Moses' costly flaw was anger. Even though I think Moses had a right to be angry, his anger went unchecked at times and it cost him dearly. When the Hebrews complained yet again about not having any water Moses lost his composure, invoking God's most harsh punishment.
The Lord spoke to Moses, “Take the staff and assemble the community. You and your brother Aaron are to speak to the rock while they watch, and it will yield its water. You will bring out water for them from the rock and provide drink for the community and their livestock.” So Moses took the staff from the Lord’s presence just as He had commanded him. Moses and Aaron summoned the assembly in front of the rock, and Moses said to them, “Listen, you rebels! Must we bring water out of this rock for you?” Then Moses raised his hand and struck the rock twice with his staff, so that a great amount of water gushed out, and the community and their livestock drank. But the Lord said to Moses and Aaron, “Because you did not trust Me to show My holiness in the sight of the Israelites, you will not bring this assembly into the land I have given them.”
The one thing that Moses had dreamed of; the inspiration that kept him going was now forbidden. He could no longer enter into the promised land, after 40 years of long suffering and painful obedience, he would end up with nothing to show for it (physically). I'm sure that news came crashing down like a ton of bricks, and you can read more into how the consequences play out here.
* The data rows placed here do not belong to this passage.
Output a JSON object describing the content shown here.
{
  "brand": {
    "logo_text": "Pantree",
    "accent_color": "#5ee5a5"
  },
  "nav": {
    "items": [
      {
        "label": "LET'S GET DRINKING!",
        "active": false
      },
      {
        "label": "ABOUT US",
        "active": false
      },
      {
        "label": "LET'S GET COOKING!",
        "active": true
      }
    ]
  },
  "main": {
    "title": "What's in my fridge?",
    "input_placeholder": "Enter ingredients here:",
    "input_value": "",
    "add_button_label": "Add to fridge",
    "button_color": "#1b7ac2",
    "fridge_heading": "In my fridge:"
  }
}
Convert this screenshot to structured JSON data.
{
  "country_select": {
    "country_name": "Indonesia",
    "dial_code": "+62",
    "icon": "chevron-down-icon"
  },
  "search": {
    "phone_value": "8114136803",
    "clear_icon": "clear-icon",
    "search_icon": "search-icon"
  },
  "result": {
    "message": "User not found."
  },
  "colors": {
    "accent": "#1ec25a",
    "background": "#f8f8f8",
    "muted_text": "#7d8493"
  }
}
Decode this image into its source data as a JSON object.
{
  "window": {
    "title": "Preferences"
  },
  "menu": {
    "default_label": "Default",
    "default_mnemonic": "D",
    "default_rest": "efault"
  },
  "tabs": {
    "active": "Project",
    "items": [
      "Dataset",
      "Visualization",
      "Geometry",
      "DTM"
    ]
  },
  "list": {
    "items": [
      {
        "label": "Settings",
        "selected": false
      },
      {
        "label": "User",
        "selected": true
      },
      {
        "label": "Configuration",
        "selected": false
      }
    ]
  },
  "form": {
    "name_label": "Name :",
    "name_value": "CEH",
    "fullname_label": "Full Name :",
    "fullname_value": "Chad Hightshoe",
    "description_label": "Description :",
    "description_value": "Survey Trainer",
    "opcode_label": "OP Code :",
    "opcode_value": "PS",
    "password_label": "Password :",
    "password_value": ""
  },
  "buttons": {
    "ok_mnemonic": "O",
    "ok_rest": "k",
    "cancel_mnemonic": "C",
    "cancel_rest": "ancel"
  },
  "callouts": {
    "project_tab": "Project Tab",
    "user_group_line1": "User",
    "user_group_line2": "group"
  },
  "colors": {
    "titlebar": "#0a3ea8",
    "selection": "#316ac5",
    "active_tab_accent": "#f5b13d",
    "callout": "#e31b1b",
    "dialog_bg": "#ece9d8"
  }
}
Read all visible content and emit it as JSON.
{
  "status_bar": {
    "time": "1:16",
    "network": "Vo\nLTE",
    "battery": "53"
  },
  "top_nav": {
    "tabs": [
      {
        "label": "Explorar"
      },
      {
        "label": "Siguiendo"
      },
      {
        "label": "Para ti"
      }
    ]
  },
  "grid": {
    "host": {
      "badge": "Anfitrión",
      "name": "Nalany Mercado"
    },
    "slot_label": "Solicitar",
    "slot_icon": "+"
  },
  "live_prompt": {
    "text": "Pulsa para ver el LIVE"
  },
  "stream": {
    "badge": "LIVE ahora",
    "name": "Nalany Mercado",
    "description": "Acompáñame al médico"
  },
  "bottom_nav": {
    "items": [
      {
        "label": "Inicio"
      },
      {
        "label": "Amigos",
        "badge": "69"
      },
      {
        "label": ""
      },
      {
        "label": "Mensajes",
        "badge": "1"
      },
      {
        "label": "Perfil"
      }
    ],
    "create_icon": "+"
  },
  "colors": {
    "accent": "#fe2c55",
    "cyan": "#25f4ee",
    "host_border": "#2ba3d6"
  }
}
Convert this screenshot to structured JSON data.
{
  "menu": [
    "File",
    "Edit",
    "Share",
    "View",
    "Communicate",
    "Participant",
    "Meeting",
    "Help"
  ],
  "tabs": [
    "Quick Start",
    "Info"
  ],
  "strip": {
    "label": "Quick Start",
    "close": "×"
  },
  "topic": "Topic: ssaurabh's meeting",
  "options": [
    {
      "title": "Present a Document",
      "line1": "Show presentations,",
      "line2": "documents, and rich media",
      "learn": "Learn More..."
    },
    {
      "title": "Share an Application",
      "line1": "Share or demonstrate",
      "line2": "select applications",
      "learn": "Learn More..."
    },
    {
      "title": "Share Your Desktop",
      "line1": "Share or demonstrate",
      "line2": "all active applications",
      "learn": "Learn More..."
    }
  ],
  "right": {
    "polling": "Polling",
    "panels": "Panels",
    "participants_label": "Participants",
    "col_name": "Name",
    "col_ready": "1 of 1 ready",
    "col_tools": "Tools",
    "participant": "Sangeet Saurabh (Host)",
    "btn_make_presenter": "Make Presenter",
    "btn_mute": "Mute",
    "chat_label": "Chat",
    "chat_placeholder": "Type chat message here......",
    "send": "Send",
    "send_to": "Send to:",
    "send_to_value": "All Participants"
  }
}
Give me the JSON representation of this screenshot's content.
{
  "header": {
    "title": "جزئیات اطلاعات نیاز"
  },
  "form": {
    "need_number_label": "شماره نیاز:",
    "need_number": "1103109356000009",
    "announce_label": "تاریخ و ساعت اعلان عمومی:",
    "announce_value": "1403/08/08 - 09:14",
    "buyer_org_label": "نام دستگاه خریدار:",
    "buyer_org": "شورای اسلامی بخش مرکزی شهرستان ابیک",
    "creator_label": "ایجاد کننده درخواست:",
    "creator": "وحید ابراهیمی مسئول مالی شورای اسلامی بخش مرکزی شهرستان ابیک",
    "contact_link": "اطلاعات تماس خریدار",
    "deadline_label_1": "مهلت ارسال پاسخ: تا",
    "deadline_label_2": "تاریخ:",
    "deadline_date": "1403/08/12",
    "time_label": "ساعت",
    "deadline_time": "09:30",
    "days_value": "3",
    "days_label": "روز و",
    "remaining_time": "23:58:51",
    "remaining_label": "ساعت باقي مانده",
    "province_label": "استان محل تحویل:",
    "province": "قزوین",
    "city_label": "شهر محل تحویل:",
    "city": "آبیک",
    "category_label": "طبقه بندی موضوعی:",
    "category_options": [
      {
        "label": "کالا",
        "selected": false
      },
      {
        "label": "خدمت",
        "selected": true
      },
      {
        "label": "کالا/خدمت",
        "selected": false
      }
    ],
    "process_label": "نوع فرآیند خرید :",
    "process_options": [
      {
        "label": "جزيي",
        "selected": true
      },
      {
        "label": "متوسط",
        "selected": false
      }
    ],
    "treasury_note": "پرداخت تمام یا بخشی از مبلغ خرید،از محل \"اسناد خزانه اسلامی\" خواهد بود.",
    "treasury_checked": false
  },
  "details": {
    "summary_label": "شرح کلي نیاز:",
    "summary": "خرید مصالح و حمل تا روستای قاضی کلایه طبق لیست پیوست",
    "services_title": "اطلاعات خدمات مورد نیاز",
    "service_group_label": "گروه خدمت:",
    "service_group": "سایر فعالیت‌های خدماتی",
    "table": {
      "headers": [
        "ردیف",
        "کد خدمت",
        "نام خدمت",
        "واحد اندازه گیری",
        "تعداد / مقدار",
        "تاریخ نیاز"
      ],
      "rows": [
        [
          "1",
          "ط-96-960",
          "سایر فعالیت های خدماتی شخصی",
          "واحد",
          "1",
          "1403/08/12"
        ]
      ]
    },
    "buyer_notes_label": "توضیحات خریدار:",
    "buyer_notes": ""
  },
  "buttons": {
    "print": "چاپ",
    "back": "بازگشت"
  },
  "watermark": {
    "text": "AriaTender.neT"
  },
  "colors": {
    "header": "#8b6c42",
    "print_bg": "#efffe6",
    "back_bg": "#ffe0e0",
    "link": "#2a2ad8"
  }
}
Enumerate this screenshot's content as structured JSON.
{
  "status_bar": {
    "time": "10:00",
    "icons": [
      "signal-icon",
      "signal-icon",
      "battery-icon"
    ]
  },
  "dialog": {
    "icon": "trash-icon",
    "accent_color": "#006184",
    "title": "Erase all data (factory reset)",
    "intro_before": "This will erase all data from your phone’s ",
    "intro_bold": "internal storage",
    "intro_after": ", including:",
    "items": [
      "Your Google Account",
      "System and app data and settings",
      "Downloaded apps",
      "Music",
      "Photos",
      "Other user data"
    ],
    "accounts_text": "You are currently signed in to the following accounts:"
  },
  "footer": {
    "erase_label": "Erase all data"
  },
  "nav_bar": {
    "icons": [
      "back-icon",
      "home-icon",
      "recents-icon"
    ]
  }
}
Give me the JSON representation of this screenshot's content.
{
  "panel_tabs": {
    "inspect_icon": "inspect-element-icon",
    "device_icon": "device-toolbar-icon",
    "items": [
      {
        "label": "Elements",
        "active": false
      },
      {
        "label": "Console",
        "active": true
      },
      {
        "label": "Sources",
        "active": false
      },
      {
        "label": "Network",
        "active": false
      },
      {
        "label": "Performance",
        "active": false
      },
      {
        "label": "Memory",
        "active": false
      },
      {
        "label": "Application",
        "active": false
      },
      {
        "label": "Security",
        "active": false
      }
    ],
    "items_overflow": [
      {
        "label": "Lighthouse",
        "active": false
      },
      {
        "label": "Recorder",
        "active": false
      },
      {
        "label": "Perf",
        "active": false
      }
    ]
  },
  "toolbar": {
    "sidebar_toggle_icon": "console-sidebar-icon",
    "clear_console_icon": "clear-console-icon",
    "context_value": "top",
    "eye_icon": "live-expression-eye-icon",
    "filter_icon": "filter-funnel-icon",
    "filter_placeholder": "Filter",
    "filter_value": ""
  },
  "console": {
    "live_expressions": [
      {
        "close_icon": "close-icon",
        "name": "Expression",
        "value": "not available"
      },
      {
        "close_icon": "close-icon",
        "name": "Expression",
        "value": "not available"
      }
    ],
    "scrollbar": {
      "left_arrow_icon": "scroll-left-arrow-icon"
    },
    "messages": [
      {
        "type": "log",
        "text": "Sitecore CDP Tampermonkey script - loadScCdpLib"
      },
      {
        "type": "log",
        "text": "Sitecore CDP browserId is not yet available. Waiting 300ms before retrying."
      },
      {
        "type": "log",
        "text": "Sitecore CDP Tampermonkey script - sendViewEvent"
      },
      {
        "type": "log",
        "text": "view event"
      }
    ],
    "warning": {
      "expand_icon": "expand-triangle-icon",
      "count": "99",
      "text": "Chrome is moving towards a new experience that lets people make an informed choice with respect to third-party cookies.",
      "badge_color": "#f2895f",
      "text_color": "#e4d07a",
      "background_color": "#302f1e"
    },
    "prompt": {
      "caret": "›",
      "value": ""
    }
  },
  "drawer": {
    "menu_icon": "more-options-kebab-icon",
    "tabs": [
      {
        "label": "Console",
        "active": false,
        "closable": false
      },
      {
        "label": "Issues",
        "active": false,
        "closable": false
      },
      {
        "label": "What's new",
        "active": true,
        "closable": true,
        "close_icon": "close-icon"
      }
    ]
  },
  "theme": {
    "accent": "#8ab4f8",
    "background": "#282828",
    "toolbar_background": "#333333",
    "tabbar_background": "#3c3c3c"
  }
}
Moses' life is one where we can all learn from. Some of us even relate to him. We see a man who was originally slated for death, blessed with opulence. He went into exile, and then became a prophet. He became a leader of a nation, yet was taken for granted by his own people. We also see that despite all you have done in the name of serving God, letting your anger run unchecked can cost you more than your willing to pay.